(Collection entries)
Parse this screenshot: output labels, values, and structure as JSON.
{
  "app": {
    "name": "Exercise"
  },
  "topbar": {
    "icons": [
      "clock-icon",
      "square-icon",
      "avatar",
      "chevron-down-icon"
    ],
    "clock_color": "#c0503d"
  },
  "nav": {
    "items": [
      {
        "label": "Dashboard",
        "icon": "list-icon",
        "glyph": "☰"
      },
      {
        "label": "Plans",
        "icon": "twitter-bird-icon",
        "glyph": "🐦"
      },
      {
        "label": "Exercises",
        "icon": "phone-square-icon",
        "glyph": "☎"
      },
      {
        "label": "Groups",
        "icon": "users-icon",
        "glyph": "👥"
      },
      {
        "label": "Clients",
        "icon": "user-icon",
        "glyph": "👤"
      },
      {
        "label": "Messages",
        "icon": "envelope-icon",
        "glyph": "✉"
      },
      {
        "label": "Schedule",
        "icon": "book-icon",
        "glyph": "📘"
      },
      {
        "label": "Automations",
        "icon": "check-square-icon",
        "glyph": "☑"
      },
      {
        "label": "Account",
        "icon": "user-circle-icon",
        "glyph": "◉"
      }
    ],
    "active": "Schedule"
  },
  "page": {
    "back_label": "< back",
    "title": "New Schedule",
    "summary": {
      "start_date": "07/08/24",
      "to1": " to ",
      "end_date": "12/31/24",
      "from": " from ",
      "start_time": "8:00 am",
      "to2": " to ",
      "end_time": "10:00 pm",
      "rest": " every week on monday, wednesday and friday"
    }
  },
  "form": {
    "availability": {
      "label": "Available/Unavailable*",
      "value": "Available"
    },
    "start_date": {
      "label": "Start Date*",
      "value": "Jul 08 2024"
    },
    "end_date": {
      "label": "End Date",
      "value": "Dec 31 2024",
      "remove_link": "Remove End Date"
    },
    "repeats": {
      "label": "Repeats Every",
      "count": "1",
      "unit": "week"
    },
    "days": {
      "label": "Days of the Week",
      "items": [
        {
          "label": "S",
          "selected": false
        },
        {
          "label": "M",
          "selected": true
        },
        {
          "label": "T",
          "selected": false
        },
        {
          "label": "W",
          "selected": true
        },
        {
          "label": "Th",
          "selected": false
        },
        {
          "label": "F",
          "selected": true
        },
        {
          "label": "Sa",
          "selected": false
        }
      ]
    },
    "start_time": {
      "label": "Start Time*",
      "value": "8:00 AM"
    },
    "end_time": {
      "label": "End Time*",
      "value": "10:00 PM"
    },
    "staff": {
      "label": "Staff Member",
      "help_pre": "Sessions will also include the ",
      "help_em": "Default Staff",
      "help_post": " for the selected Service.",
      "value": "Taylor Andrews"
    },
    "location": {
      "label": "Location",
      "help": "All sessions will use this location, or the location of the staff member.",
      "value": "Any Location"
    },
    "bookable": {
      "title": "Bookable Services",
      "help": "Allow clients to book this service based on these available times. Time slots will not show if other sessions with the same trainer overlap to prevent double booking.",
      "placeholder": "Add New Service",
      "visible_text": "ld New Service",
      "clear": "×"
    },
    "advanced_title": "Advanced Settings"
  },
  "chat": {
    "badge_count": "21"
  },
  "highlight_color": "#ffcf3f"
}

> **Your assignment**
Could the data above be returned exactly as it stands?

> **Exercise answer**
Parse this screenshot: output labels, values, and structure as JSON.
{
  "app": {
    "name": "Exercise"
  },
  "topbar": {
    "icons": [
      "clock-icon",
      "square-icon",
      "avatar",
      "chevron-down-icon"
    ],
    "clock_color": "#c0503d"
  },
  "nav": {
    "items": [
      {
        "label": "Dashboard",
        "icon": "list-icon",
        "glyph": "☰"
      },
      {
        "label": "Plans",
        "icon": "twitter-bird-icon",
        "glyph": "🐦"
      },
      {
        "label": "Exercises",
        "icon": "phone-square-icon",
        "glyph": "☎"
      },
      {
        "label": "Groups",
        "icon": "users-icon",
        "glyph": "👥"
      },
      {
        "label": "Clients",
        "icon": "user-icon",
        "glyph": "👤"
      },
      {
        "label": "Messages",
        "icon": "envelope-icon",
        "glyph": "✉"
      },
      {
        "label": "Schedule",
        "icon": "book-icon",
        "glyph": "📘"
      },
      {
        "label": "Automations",
        "icon": "check-square-icon",
        "glyph": "☑"
      },
      {
        "label": "Account",
        "icon": "user-circle-icon",
        "glyph": "◉"
      }
    ],
    "active": "Schedule"
  },
  "page": {
    "back_label": "< back",
    "title": "New Schedule",
    "summary": {
      "start_date": "07/08/24",
      "to1": " to ",
      "end_date": "12/31/24",
      "from": " from ",
      "start_time": "8:00 am",
      "to2": " to ",
      "end_time": "10:00 pm",
      "rest": " every week on monday, wednesday and friday"
    }
  },
  "form": {
    "availability": {
      "label": "Available/Unavailable*",
      "value": "Available"
    },
    "start_date": {
      "label": "Start Date*",
      "value": "Jul 08 2024"
    },
    "end_date": {
      "label": "End Date",
      "value": "Dec 31 2024",
      "remove_link": "Remove End Date"
    },
    "repeats": {
      "label": "Repeats Every",
      "count": "1",
      "unit": "week"
    },
    "days": {
      "label": "Days of the Week",
      "items": [
        {
          "label": "S",
          "selected": false
        },
        {
          "label": "M",
          "selected": true
        },
        {
          "label": "T",
          "selected": false
        },
        {
          "label": "W",
          "selected": true
        },
        {
          "label": "Th",
          "selected": false
        },
        {
          "label": "F",
          "selected": true
        },
        {
          "label": "Sa",
          "selected": false
        }
      ]
    },
    "start_time": {
      "label": "Start Time*",
      "value": "8:00 AM"
    },
    "end_time": {
      "label": "End Time*",
      "value": "10:00 PM"
    },
    "staff": {
      "label": "Staff Member",
      "help_pre": "Sessions will also include the ",
      "help_em": "Default Staff",
      "help_post": " for the selected Service.",
      "value": "Taylor Andrews"
    },
    "location": {
      "label": "Location",
      "help": "All sessions will use this location, or the location of the staff member.",
      "value": "Any Location"
    },
    "bookable": {
      "title": "Bookable Services",
      "help": "Allow clients to book this service based on these available times. Time slots will not show if other sessions with the same trainer overlap to prevent double booking.",
      "placeholder": "Add New Service",
      "visible_text": "ld New Service",
      "clear": "×"
    },
    "advanced_title": "Advanced Settings"
  },
  "chat": {
    "badge_count": "21"
  },
  "highlight_color": "#ffcf3f"
}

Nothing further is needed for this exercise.